§ **Instructions to follow**
The entries below are to be repeated exactly as they stand.

───── Supplied records ─────

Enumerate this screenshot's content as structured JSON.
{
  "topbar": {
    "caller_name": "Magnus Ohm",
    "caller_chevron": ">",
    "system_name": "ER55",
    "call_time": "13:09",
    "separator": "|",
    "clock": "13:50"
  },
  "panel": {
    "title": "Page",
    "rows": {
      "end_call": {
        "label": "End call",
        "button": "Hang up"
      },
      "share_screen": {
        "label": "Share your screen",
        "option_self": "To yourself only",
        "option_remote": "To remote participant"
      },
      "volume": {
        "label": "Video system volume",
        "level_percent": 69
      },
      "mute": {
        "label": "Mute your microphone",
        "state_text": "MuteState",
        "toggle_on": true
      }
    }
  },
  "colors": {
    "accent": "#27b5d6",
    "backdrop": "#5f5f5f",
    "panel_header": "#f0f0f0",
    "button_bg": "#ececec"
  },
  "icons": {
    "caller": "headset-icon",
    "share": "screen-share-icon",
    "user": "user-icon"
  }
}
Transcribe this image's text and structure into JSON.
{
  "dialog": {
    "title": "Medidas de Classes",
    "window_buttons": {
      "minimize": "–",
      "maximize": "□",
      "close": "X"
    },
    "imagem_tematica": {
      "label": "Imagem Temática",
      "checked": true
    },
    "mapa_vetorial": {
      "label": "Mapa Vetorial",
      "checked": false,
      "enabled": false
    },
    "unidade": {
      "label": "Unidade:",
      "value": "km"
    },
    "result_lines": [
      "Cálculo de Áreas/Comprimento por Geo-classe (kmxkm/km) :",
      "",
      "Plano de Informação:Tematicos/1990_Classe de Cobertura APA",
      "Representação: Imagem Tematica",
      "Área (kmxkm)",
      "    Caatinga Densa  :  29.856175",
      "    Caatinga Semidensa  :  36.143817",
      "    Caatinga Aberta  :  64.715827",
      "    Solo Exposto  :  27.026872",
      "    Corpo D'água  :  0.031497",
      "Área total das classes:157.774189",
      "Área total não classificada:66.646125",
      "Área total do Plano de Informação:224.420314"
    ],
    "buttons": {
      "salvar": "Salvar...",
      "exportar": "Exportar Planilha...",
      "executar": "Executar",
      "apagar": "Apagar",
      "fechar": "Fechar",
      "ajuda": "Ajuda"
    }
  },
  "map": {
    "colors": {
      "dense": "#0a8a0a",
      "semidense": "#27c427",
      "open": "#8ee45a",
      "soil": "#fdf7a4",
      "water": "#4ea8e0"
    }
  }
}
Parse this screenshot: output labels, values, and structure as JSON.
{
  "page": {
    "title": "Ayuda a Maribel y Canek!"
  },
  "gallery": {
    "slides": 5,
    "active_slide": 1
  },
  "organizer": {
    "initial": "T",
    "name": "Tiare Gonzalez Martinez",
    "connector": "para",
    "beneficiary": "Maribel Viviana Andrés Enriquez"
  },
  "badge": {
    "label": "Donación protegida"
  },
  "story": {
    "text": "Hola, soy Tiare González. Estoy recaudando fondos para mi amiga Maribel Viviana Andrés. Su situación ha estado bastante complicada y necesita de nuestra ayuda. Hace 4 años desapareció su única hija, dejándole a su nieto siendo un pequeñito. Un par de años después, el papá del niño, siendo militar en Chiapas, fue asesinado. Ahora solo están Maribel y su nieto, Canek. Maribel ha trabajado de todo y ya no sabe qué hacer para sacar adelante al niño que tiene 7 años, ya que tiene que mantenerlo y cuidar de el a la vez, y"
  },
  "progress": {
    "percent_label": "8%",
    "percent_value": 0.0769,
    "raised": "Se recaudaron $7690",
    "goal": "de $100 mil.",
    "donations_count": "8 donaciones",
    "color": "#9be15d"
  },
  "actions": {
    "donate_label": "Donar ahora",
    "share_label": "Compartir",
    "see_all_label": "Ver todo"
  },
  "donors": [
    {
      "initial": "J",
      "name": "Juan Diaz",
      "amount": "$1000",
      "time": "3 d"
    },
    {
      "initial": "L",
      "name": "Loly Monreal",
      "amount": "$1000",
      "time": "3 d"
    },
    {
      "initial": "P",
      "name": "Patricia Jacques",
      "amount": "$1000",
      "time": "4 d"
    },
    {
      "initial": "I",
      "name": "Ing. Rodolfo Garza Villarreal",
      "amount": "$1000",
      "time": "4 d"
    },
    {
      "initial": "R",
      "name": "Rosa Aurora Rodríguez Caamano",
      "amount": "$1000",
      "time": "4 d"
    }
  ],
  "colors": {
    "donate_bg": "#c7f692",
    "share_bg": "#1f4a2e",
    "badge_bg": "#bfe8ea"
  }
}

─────

§ **Output below**
Enumerate this screenshot's content as structured JSON.
{
  "topbar": {
    "caller_name": "Magnus Ohm",
    "caller_chevron": ">",
    "system_name": "ER55",
    "call_time": "13:09",
    "separator": "|",
    "clock": "13:50"
  },
  "panel": {
    "title": "Page",
    "rows": {
      "end_call": {
        "label": "End call",
        "button": "Hang up"
      },
      "share_screen": {
        "label": "Share your screen",
        "option_self": "To yourself only",
        "option_remote": "To remote participant"
      },
      "volume": {
        "label": "Video system volume",
        "level_percent": 69
      },
      "mute": {
        "label": "Mute your microphone",
        "state_text": "MuteState",
        "toggle_on": true
      }
    }
  },
  "colors": {
    "accent": "#27b5d6",
    "backdrop": "#5f5f5f",
    "panel_header": "#f0f0f0",
    "button_bg": "#ececec"
  },
  "icons": {
    "caller": "headset-icon",
    "share": "screen-share-icon",
    "user": "user-icon"
  }
}
Transcribe this image's text and structure into JSON.
{
  "dialog": {
    "title": "Medidas de Classes",
    "window_buttons": {
      "minimize": "–",
      "maximize": "□",
      "close": "X"
    },
    "imagem_tematica": {
      "label": "Imagem Temática",
      "checked": true
    },
    "mapa_vetorial": {
      "label": "Mapa Vetorial",
      "checked": false,
      "enabled": false
    },
    "unidade": {
      "label": "Unidade:",
      "value": "km"
    },
    "result_lines": [
      "Cálculo de Áreas/Comprimento por Geo-classe (kmxkm/km) :",
      "",
      "Plano de Informação:Tematicos/1990_Classe de Cobertura APA",
      "Representação: Imagem Tematica",
      "Área (kmxkm)",
      "    Caatinga Densa  :  29.856175",
      "    Caatinga Semidensa  :  36.143817",
      "    Caatinga Aberta  :  64.715827",
      "    Solo Exposto  :  27.026872",
      "    Corpo D'água  :  0.031497",
      "Área total das classes:157.774189",
      "Área total não classificada:66.646125",
      "Área total do Plano de Informação:224.420314"
    ],
    "buttons": {
      "salvar": "Salvar...",
      "exportar": "Exportar Planilha...",
      "executar": "Executar",
      "apagar": "Apagar",
      "fechar": "Fechar",
      "ajuda": "Ajuda"
    }
  },
  "map": {
    "colors": {
      "dense": "#0a8a0a",
      "semidense": "#27c427",
      "open": "#8ee45a",
      "soil": "#fdf7a4",
      "water": "#4ea8e0"
    }
  }
}
Parse this screenshot: output labels, values, and structure as JSON.
{
  "page": {
    "title": "Ayuda a Maribel y Canek!"
  },
  "gallery": {
    "slides": 5,
    "active_slide": 1
  },
  "organizer": {
    "initial": "T",
    "name": "Tiare Gonzalez Martinez",
    "connector": "para",
    "beneficiary": "Maribel Viviana Andrés Enriquez"
  },
  "badge": {
    "label": "Donación protegida"
  },
  "story": {
    "text": "Hola, soy Tiare González. Estoy recaudando fondos para mi amiga Maribel Viviana Andrés. Su situación ha estado bastante complicada y necesita de nuestra ayuda. Hace 4 años desapareció su única hija, dejándole a su nieto siendo un pequeñito. Un par de años después, el papá del niño, siendo militar en Chiapas, fue asesinado. Ahora solo están Maribel y su nieto, Canek. Maribel ha trabajado de todo y ya no sabe qué hacer para sacar adelante al niño que tiene 7 años, ya que tiene que mantenerlo y cuidar de el a la vez, y"
  },
  "progress": {
    "percent_label": "8%",
    "percent_value": 0.0769,
    "raised": "Se recaudaron $7690",
    "goal": "de $100 mil.",
    "donations_count": "8 donaciones",
    "color": "#9be15d"
  },
  "actions": {
    "donate_label": "Donar ahora",
    "share_label": "Compartir",
    "see_all_label": "Ver todo"
  },
  "donors": [
    {
      "initial": "J",
      "name": "Juan Diaz",
      "amount": "$1000",
      "time": "3 d"
    },
    {
      "initial": "L",
      "name": "Loly Monreal",
      "amount": "$1000",
      "time": "3 d"
    },
    {
      "initial": "P",
      "name": "Patricia Jacques",
      "amount": "$1000",
      "time": "4 d"
    },
    {
      "initial": "I",
      "name": "Ing. Rodolfo Garza Villarreal",
      "amount": "$1000",
      "time": "4 d"
    },
    {
      "initial": "R",
      "name": "Rosa Aurora Rodríguez Caamano",
      "amount": "$1000",
      "time": "4 d"
    }
  ],
  "colors": {
    "donate_bg": "#c7f692",
    "share_bg": "#1f4a2e",
    "badge_bg": "#bfe8ea"
  }
}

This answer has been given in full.